This new film from Tom Zubrycki (Kemira - Diary of a Strike, Friends and Enemies) was made for ABC and Channel Four television. Set in Broome the film is a study in the late '80s ambivalence over questions of development. The Lord of the Bush is Lord McAlpine, Treasurer of the British Conservative Party and prime mover in the rapidly escalating tourism development on Australia's North West coast.
The personality of the Lord occupies the same dominant place in the film's narrative that he occupies in the future of Broome: McAlpine's charming performance, his appreciation of cultural treasures, ancient and modern, sit comfortably with his civilized tolerance of Australia's quaint, rustic appeal.

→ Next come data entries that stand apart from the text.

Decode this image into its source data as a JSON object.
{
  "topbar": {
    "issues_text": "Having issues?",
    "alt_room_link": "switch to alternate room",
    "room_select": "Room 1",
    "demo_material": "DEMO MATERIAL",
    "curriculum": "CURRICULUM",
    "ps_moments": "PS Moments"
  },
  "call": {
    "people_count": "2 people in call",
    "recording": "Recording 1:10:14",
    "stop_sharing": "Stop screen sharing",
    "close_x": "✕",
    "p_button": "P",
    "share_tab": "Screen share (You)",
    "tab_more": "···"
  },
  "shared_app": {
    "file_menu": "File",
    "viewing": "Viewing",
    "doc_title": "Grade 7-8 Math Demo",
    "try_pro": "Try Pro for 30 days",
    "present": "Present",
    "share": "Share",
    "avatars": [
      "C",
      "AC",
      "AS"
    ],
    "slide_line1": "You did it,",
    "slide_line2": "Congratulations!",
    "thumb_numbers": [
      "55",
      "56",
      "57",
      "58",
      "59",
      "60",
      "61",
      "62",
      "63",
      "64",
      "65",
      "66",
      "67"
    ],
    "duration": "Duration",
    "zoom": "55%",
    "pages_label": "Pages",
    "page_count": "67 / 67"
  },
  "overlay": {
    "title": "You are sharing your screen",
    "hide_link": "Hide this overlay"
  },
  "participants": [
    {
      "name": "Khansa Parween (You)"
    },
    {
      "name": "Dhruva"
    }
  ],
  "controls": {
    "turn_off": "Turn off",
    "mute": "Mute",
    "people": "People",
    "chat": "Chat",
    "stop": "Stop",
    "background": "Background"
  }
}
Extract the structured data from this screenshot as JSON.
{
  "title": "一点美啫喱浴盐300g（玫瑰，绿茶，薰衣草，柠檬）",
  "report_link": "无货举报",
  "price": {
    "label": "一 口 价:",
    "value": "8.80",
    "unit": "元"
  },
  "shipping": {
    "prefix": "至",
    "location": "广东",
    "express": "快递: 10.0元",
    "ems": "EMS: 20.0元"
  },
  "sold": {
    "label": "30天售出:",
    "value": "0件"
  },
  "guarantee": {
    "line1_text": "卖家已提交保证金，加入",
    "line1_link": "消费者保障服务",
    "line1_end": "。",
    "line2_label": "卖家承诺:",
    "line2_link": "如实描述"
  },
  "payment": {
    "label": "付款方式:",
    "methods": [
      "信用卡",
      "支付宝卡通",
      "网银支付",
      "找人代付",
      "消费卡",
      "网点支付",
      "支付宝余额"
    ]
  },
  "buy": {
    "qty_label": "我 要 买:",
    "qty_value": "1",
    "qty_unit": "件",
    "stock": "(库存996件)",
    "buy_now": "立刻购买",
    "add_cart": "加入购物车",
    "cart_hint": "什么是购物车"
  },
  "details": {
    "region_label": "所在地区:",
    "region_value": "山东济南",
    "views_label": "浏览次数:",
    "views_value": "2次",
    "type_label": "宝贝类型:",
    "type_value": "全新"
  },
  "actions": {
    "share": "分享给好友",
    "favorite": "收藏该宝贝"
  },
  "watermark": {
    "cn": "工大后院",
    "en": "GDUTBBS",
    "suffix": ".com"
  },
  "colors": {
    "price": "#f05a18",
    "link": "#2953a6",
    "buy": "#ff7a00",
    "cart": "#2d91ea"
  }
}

In Broome his time is spent overseeing lush and expensive tourism development and planning other investment opportunities across the entire northern coast of Australia. Meanwhile, indigenous land owners and ordinary locals offer a variety of responses ranging from ineffective reistance, enthusiastic collaboration and appreciative gratitude for certain short term benefits they receive from his sophisticated largesse.